Component data from apps and pages:
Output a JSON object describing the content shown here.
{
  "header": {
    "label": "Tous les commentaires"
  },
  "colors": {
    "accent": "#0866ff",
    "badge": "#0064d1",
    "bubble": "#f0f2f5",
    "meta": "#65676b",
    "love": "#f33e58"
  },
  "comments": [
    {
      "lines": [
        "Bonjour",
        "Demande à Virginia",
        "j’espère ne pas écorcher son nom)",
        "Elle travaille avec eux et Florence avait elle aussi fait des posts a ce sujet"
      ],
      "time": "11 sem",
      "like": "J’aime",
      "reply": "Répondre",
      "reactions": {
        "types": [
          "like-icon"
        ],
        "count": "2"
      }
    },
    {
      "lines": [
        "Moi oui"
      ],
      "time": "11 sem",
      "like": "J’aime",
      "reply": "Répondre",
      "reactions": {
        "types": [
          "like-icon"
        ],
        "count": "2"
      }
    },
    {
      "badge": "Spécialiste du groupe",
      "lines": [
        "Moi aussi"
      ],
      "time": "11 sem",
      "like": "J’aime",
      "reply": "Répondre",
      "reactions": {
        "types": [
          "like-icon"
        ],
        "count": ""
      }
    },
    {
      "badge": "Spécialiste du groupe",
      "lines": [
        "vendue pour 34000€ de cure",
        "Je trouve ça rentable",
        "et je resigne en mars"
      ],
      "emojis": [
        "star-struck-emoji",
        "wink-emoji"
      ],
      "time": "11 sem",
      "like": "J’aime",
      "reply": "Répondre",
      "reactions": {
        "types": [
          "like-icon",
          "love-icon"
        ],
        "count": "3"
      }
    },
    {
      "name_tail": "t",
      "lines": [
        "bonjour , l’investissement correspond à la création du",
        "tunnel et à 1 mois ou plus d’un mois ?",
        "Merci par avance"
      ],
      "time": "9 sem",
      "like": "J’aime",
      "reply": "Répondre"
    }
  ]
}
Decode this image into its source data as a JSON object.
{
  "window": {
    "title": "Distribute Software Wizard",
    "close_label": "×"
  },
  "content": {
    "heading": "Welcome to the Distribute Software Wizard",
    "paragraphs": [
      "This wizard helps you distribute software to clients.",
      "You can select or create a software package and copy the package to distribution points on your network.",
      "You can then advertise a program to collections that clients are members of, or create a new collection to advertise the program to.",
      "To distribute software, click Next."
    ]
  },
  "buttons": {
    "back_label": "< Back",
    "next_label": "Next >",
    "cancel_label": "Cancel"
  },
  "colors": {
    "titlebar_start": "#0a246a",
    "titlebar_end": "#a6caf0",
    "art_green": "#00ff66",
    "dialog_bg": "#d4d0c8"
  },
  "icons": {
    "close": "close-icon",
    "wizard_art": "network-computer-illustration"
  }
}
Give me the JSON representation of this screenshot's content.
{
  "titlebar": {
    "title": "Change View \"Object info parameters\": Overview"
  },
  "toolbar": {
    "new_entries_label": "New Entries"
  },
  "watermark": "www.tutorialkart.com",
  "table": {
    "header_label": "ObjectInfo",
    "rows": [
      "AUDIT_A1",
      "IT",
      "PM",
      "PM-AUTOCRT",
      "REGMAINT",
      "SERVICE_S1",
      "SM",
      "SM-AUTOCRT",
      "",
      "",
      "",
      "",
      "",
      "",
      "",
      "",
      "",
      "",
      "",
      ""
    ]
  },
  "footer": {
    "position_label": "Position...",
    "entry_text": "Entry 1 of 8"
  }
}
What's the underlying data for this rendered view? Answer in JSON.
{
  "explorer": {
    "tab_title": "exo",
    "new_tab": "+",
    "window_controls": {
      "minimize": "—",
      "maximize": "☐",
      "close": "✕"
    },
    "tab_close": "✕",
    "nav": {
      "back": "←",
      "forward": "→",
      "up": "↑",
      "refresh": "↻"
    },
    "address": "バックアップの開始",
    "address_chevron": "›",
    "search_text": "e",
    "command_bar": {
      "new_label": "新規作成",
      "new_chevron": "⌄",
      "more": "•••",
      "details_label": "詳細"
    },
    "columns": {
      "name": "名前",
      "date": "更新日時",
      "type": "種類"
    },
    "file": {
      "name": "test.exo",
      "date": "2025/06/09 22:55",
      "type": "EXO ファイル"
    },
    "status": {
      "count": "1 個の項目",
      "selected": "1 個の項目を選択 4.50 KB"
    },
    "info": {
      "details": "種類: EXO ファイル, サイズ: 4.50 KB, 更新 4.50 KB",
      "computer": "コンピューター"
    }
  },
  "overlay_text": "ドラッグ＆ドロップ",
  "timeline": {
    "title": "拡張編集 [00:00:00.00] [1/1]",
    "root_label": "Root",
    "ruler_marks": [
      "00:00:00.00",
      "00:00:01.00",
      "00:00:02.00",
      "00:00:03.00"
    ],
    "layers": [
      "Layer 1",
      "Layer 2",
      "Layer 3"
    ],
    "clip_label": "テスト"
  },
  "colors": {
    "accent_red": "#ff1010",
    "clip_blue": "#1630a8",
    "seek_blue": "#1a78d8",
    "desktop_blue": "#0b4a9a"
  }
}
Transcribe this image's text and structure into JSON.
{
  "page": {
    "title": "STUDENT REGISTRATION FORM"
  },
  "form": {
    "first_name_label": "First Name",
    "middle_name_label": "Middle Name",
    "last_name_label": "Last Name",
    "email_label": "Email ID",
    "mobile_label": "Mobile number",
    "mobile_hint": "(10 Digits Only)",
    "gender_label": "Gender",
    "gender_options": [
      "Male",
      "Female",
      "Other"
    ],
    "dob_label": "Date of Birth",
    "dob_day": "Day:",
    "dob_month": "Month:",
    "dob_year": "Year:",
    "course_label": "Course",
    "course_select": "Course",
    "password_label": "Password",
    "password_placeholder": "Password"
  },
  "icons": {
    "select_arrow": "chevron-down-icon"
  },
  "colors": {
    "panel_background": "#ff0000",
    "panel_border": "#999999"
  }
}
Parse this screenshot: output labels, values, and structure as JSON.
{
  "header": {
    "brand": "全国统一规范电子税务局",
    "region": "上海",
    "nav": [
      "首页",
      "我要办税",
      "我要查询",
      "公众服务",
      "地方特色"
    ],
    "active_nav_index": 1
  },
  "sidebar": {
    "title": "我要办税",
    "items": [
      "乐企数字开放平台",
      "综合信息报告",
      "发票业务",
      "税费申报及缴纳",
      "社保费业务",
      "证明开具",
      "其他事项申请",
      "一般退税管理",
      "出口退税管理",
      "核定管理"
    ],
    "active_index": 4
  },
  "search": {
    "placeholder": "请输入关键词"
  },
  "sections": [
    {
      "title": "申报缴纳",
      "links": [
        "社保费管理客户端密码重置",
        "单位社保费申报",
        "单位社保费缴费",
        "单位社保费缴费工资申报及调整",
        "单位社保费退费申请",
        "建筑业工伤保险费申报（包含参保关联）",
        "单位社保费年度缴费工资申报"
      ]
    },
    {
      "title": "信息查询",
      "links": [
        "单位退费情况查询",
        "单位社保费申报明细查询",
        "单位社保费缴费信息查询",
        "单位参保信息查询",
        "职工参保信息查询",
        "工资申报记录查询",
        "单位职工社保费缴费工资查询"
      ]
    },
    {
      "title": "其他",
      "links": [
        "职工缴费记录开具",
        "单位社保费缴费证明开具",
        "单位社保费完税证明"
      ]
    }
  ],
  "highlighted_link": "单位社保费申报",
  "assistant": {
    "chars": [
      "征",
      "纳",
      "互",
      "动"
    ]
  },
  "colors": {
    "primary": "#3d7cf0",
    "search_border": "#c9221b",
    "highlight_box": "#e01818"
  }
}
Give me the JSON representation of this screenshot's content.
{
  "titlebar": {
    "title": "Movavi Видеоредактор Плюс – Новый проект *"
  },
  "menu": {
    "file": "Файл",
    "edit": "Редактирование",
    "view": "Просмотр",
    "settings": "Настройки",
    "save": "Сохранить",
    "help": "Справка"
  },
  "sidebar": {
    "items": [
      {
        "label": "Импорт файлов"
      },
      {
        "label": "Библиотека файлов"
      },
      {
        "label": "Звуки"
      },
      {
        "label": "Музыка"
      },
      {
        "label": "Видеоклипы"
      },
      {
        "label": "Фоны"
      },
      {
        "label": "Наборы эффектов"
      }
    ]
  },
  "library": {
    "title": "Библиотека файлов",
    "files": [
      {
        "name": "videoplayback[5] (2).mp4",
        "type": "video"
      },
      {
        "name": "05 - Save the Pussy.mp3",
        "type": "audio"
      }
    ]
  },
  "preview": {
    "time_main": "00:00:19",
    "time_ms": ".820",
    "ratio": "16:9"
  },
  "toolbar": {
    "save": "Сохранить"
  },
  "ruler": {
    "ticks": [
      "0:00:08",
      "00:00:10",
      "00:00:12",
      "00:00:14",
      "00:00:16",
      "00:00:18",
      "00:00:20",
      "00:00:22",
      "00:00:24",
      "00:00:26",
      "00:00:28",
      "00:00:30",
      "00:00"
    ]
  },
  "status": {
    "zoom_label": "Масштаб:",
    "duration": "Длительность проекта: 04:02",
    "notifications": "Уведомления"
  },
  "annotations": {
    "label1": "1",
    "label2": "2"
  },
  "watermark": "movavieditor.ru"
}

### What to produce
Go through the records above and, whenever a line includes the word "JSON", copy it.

### Exercise result
Output a JSON object describing the content shown here.
Decode this image into its source data as a JSON object.
Give me the JSON representation of this screenshot's content.
What's the underlying data for this rendered view? Answer in JSON.
Transcribe this image's text and structure into JSON.
Parse this screenshot: output labels, values, and structure as JSON.
Give me the JSON representation of this screenshot's content.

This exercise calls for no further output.